Dictionary.com

docile

[ dos-uhl; British doh-sahyl ]
/ ˈdɒs əl; British ˈdoʊ saɪl /
Save This Word!
See synonyms for: docile / docility on Thesaurus.com

adjective

easily managed or handled; tractable: a docile horse.
readily trained or taught; teachable.

QUIZZES

QUIZ YOURSELF ON "WAS" VS. "WERE"!

Were you ready for a quiz on this topic? Well, here it is! See how well you can differentiate between the uses of "was" vs. "were" in this quiz.
Question 1 of 7
“Was” is used for the indicative past tense of “to be,” and “were” is only used for the subjunctive past tense.

Meet Grammar Coach

Write or paste your essay, email, or story into Grammar Coach and get grammar helpImprove Your Writing

Meet Grammar Coach

Improve Your Writing
Write or paste your essay, email, or story into Grammar Coach and get grammar help

Origin of docile

First recorded in 1475–85; from Latin docilis “readily taught,” equivalent to doc(ēre) “to teach” + -ilis adjective suffix (see -ile)

OTHER WORDS FROM docile

doc·ile·ly, adverbdo·cil·i·ty [do-sil-i-tee, doh-], /dɒˈsɪl ɪ ti, doʊ-/, noun
Dictionary.com Unabridged Based on the Random House Unabridged Dictionary, © Random House, Inc. 2021

Example sentences from the Web for docile

British Dictionary definitions for docile

docile
/ (ˈdəʊsaɪl) /

adjective

easy to manage, control, or discipline; submissive
rare ready to learn; easy to teach

Derived forms of docile

docilely, adverbdocility (dəʊˈsɪlɪtɪ), noun

Word Origin for docile
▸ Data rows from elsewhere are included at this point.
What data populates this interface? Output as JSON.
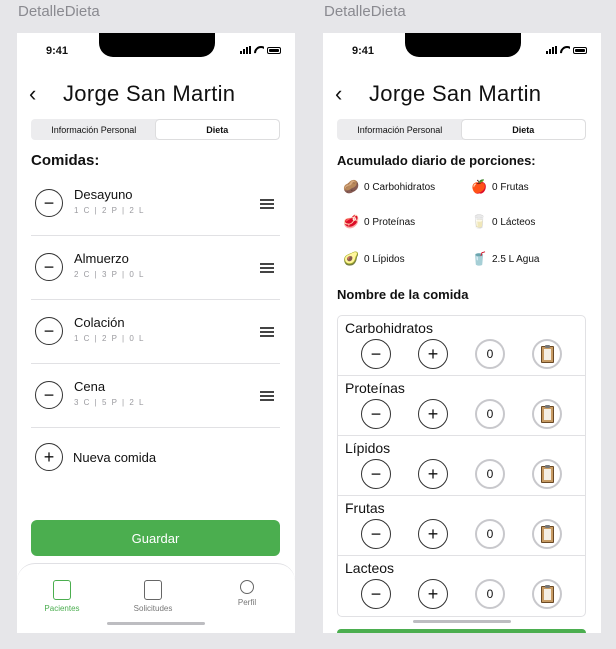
{
  "frames": [
    {
      "label": "DetalleDieta"
    },
    {
      "label": "DetalleDieta"
    }
  ],
  "status_time": "9:41",
  "header": {
    "back_icon": "chevron-left-icon",
    "title": "Jorge San Martin"
  },
  "tabs": [
    "Información Personal",
    "Dieta"
  ],
  "active_tab": "Dieta",
  "left": {
    "section_title": "Comidas:",
    "meals": [
      {
        "name": "Desayuno",
        "portions": "1 C | 2 P | 2 L"
      },
      {
        "name": "Almuerzo",
        "portions": "2 C | 3 P | 0 L"
      },
      {
        "name": "Colación",
        "portions": "1 C | 2 P | 0 L"
      },
      {
        "name": "Cena",
        "portions": "3 C | 5 P | 2 L"
      }
    ],
    "new_meal_label": "Nueva comida",
    "save_label": "Guardar",
    "bottom_nav": [
      {
        "label": "Pacientes",
        "icon": "patient-badge-icon",
        "active": true
      },
      {
        "label": "Solicitudes",
        "icon": "inbox-icon",
        "active": false
      },
      {
        "label": "Perfil",
        "icon": "person-icon",
        "active": false
      }
    ]
  },
  "right": {
    "accumulated_title": "Acumulado diario de porciones:",
    "portions": [
      {
        "icon": "potato-icon",
        "glyph": "🥔",
        "text": "0  Carbohidratos"
      },
      {
        "icon": "apple-icon",
        "glyph": "🍎",
        "text": "0  Frutas"
      },
      {
        "icon": "meat-icon",
        "glyph": "🥩",
        "text": "0  Proteínas"
      },
      {
        "icon": "milk-glass-icon",
        "glyph": "🥛",
        "text": "0  Lácteos"
      },
      {
        "icon": "avocado-icon",
        "glyph": "🥑",
        "text": "0  Lípidos"
      },
      {
        "icon": "water-glass-icon",
        "glyph": "🥤",
        "text": "2.5 L  Agua"
      }
    ],
    "meal_name_title": "Nombre de la comida",
    "nutrients": [
      {
        "name": "Carbohidratos",
        "count": "0"
      },
      {
        "name": "Proteínas",
        "count": "0"
      },
      {
        "name": "Lípidos",
        "count": "0"
      },
      {
        "name": "Frutas",
        "count": "0"
      },
      {
        "name": "Lacteos",
        "count": "0"
      }
    ]
  },
  "colors": {
    "accent": "#4bae4f",
    "background": "#e6e6e9"
  }
}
C15: from Latin docilis easily taught, from docēre to teach
Collins English Dictionary - Complete & Unabridged 2012 Digital Edition © William Collins Sons & Co. Ltd. 1979, 1986 © HarperCollins Publishers 1998, 2000, 2003, 2005, 2006, 2007, 2009, 2012
FEEDBACK